→ Work task
Each time a line of the listing holds "JSON", copy that line.

→ Data supplied
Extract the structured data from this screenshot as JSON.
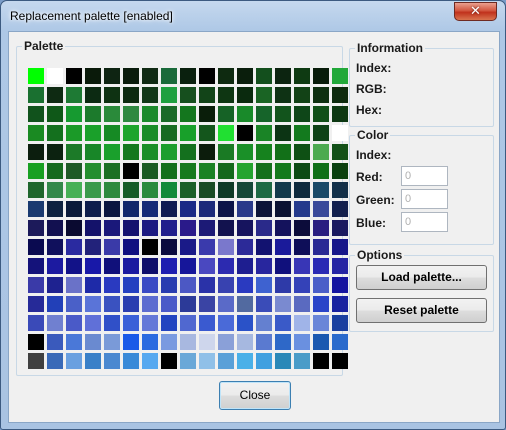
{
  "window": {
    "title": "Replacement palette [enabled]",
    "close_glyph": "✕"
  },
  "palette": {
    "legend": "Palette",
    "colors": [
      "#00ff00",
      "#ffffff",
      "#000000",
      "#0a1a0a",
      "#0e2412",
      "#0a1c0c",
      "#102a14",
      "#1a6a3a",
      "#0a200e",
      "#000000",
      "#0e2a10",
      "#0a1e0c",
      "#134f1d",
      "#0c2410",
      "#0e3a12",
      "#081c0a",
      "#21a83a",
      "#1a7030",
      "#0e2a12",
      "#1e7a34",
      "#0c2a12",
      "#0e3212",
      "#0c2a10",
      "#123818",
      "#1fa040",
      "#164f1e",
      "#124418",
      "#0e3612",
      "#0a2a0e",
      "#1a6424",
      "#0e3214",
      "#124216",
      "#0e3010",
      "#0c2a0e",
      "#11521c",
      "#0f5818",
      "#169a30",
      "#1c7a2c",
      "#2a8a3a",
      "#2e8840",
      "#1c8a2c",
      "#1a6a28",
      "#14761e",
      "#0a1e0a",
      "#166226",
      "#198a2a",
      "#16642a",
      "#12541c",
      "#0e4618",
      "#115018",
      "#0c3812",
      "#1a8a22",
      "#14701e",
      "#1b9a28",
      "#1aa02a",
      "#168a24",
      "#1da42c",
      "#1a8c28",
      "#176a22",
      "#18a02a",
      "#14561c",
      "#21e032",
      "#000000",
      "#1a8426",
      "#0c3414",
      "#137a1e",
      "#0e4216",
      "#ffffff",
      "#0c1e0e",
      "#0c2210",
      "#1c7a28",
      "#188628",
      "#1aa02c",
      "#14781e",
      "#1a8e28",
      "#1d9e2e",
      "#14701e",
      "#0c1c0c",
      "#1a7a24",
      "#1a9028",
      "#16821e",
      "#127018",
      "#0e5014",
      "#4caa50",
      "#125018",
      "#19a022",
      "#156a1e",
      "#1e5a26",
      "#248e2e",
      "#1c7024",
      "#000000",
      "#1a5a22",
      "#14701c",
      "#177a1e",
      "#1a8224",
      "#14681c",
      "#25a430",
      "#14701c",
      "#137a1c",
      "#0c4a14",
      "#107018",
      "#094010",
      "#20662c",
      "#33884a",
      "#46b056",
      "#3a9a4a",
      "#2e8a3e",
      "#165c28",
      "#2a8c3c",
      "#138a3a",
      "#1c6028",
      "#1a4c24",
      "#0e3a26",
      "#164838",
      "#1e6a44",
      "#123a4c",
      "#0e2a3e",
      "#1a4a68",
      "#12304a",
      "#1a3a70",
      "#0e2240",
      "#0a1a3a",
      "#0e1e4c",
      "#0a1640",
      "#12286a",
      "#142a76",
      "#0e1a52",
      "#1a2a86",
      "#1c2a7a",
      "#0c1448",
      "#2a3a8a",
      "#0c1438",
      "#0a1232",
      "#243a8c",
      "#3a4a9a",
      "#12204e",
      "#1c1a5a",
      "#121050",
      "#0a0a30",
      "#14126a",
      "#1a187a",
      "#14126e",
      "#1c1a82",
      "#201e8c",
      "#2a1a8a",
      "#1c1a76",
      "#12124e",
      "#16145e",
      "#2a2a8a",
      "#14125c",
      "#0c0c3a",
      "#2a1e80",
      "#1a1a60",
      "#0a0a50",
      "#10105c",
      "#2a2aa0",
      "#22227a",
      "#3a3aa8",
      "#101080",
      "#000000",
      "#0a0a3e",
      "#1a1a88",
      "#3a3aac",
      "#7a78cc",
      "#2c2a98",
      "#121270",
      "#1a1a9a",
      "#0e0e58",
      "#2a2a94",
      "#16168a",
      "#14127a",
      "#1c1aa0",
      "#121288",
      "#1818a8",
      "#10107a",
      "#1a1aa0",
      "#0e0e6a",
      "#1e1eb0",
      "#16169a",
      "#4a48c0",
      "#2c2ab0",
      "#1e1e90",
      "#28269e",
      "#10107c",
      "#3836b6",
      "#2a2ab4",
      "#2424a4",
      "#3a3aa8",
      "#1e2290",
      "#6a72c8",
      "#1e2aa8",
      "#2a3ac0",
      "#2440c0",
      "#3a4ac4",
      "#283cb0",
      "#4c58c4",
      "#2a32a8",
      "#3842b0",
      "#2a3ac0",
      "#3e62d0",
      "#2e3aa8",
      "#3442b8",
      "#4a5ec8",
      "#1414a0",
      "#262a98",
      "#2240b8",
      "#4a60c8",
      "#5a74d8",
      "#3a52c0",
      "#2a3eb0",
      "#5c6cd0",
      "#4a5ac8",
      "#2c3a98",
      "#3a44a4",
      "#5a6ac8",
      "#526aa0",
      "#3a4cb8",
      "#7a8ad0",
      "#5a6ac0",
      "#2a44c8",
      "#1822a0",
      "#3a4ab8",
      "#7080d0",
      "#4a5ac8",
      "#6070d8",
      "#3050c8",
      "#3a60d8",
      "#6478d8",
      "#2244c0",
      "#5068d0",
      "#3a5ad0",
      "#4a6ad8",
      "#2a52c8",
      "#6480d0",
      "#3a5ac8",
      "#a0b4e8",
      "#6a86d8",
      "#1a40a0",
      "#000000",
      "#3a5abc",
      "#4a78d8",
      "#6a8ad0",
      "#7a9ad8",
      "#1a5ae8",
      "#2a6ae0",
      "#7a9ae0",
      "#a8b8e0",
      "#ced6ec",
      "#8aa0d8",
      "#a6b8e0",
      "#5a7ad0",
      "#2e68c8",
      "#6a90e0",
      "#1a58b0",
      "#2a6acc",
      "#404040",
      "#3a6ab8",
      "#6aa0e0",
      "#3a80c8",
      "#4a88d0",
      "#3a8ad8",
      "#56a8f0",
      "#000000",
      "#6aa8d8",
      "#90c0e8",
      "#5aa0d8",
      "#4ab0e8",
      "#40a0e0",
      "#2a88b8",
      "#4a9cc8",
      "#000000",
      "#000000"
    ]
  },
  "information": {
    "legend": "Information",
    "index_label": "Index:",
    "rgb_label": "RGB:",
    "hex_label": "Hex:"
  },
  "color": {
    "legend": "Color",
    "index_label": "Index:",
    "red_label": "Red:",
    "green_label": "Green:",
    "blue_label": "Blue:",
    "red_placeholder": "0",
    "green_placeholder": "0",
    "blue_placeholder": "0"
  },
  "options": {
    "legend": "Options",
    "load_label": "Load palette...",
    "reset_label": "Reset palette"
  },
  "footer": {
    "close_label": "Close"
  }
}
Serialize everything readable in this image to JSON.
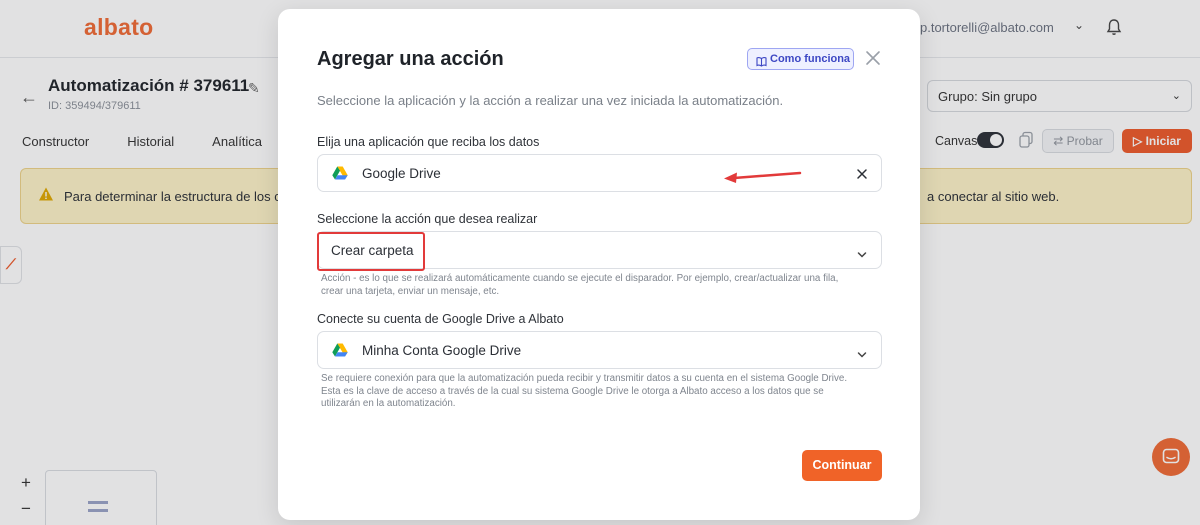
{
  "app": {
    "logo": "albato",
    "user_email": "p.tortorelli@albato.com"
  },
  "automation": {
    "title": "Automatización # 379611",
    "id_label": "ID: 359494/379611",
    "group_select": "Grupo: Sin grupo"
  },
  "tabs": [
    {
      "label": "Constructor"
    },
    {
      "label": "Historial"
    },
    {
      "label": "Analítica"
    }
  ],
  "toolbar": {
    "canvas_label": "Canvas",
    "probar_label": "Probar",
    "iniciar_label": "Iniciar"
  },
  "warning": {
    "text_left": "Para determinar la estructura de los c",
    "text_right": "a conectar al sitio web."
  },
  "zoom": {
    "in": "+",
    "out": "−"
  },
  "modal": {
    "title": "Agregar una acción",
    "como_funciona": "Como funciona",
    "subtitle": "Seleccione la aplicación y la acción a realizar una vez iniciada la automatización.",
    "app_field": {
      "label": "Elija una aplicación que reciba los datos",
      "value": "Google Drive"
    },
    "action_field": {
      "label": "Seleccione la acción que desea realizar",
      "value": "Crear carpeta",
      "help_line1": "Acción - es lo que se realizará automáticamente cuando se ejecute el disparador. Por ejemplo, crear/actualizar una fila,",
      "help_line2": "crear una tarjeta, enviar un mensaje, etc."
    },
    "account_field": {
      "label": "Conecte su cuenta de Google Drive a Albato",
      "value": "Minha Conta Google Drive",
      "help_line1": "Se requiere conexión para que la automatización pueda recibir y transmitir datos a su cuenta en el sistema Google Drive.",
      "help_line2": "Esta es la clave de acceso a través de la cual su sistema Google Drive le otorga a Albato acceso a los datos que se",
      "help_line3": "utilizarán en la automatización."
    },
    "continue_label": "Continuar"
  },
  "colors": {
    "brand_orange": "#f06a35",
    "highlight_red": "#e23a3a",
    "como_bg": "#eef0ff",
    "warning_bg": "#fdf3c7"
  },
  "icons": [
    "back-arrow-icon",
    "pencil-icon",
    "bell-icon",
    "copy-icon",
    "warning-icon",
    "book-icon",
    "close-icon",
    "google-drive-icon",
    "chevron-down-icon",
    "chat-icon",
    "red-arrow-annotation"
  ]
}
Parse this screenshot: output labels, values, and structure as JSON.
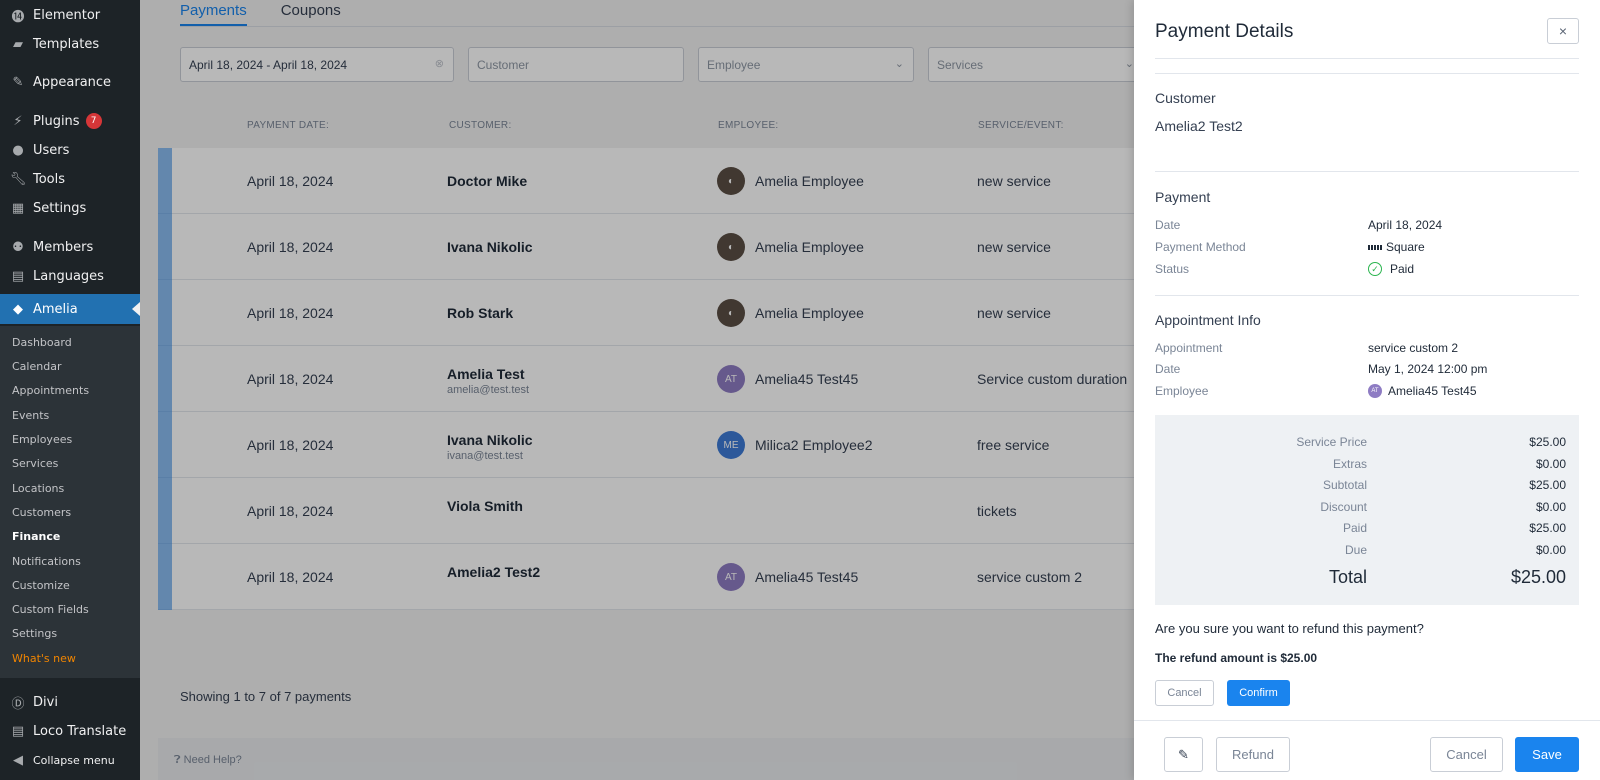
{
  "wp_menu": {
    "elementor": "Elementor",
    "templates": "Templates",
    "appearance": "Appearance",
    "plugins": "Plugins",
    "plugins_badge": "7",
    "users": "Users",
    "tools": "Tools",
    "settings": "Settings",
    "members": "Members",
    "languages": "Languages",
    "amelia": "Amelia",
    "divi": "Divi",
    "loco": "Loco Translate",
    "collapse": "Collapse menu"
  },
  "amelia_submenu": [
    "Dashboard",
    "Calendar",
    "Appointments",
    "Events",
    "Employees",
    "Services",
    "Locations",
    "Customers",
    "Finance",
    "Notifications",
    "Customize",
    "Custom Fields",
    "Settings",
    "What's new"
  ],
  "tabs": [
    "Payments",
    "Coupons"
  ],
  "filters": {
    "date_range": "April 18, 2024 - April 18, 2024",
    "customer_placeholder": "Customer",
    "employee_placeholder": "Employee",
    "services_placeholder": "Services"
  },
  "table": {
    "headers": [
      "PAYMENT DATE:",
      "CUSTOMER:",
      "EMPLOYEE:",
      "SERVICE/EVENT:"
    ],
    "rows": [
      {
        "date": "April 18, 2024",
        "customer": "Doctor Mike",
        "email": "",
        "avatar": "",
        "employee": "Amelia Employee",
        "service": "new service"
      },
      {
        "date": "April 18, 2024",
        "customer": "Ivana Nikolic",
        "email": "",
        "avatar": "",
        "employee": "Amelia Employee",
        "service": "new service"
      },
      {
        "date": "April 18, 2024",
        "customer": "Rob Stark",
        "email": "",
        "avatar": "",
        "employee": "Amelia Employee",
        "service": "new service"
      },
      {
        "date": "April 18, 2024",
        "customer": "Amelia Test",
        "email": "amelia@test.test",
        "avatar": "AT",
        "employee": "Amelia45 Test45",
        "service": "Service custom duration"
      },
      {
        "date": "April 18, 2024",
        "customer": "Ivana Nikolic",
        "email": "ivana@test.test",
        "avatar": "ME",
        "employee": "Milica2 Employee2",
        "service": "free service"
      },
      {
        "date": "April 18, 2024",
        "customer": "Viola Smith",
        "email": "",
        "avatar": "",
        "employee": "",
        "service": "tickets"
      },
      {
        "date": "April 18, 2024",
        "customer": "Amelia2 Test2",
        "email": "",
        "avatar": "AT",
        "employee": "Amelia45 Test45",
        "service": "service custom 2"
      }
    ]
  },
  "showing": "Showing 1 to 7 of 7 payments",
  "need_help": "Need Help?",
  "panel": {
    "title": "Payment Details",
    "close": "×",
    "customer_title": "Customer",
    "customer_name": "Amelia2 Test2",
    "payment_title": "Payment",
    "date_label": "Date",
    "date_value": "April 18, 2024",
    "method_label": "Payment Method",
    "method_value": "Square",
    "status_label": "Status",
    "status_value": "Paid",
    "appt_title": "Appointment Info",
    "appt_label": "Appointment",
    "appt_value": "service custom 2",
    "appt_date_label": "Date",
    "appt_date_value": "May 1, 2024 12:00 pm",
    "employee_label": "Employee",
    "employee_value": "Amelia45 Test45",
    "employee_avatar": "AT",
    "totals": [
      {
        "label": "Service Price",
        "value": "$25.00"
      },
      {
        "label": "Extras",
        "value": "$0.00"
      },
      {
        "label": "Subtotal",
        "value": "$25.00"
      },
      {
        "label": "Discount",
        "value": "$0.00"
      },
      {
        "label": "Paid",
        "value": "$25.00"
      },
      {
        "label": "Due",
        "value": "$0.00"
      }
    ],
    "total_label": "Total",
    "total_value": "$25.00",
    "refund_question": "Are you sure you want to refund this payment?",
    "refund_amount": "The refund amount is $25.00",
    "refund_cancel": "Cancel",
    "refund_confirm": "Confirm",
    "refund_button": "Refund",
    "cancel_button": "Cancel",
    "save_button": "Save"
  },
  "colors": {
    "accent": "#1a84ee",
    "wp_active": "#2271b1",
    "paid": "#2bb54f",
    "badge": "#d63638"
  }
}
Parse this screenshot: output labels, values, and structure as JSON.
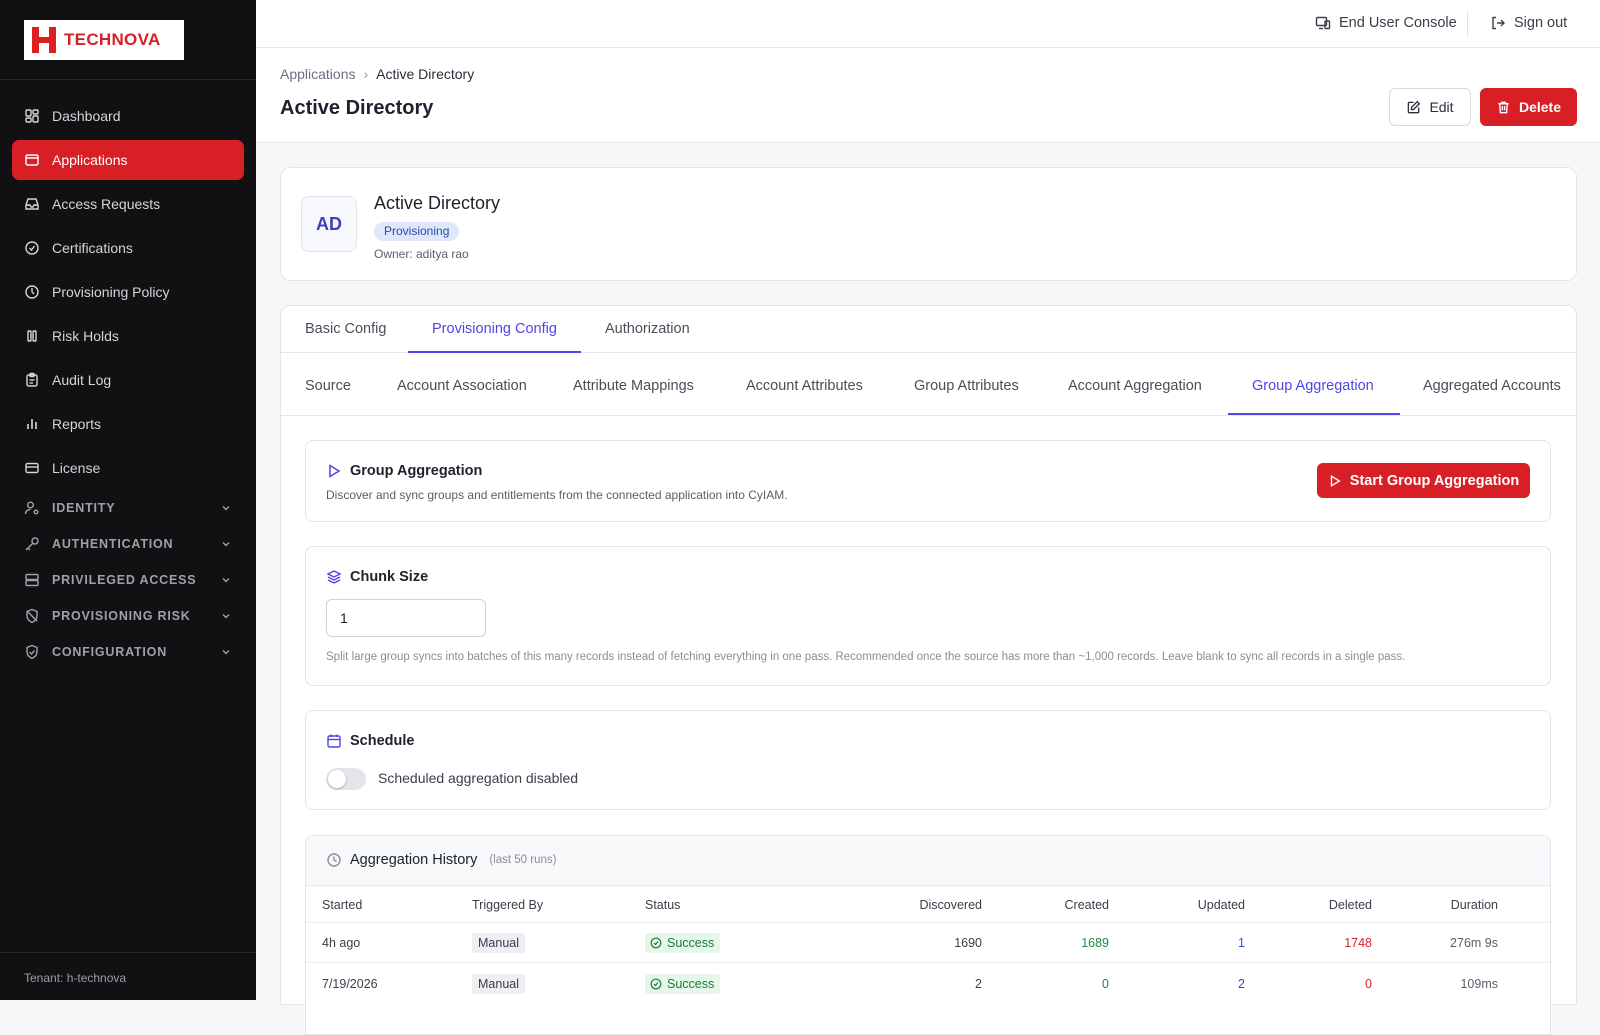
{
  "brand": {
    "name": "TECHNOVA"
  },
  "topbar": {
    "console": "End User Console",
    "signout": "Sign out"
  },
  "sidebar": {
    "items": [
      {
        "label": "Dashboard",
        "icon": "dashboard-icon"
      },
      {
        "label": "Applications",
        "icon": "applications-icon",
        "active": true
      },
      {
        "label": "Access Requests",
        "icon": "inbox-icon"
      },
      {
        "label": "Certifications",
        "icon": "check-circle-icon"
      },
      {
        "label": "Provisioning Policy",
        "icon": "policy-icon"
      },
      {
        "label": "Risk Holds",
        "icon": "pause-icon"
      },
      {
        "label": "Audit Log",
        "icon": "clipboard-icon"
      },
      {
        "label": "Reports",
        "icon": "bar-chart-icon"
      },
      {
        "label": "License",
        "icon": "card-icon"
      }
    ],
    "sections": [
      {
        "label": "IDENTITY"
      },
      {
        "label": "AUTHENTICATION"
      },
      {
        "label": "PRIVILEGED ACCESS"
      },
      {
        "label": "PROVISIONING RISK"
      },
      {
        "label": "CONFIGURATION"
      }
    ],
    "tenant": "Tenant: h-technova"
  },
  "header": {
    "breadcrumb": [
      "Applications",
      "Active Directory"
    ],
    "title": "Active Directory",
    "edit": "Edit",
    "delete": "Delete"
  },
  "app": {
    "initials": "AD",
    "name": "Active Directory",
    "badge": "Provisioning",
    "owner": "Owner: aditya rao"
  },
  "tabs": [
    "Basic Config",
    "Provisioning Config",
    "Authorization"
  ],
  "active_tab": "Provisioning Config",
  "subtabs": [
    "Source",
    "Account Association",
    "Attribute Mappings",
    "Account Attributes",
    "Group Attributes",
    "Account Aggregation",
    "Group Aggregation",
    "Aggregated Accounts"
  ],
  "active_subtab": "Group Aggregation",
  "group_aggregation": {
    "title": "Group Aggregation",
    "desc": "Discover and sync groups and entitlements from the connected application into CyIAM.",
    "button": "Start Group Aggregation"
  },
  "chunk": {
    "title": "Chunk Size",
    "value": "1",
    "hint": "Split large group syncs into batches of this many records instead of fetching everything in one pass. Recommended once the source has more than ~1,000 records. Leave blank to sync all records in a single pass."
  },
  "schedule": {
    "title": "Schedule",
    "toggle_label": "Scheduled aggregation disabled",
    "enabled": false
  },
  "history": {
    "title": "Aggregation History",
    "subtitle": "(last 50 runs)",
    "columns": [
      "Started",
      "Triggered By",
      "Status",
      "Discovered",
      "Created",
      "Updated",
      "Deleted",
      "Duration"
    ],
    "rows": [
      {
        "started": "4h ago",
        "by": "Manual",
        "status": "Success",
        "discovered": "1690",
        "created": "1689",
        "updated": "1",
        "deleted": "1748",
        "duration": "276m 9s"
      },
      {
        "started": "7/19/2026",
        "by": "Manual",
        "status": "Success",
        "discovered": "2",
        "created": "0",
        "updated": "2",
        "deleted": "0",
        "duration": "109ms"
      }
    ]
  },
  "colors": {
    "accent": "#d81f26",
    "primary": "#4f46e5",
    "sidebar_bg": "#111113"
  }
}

→ Answer to this exercise
Extract the structured data from this screenshot as JSON.
Serialize everything readable in this image to JSON.
Parse this screenshot: output labels, values, and structure as JSON.
Parse this screenshot: output labels, values, and structure as JSON.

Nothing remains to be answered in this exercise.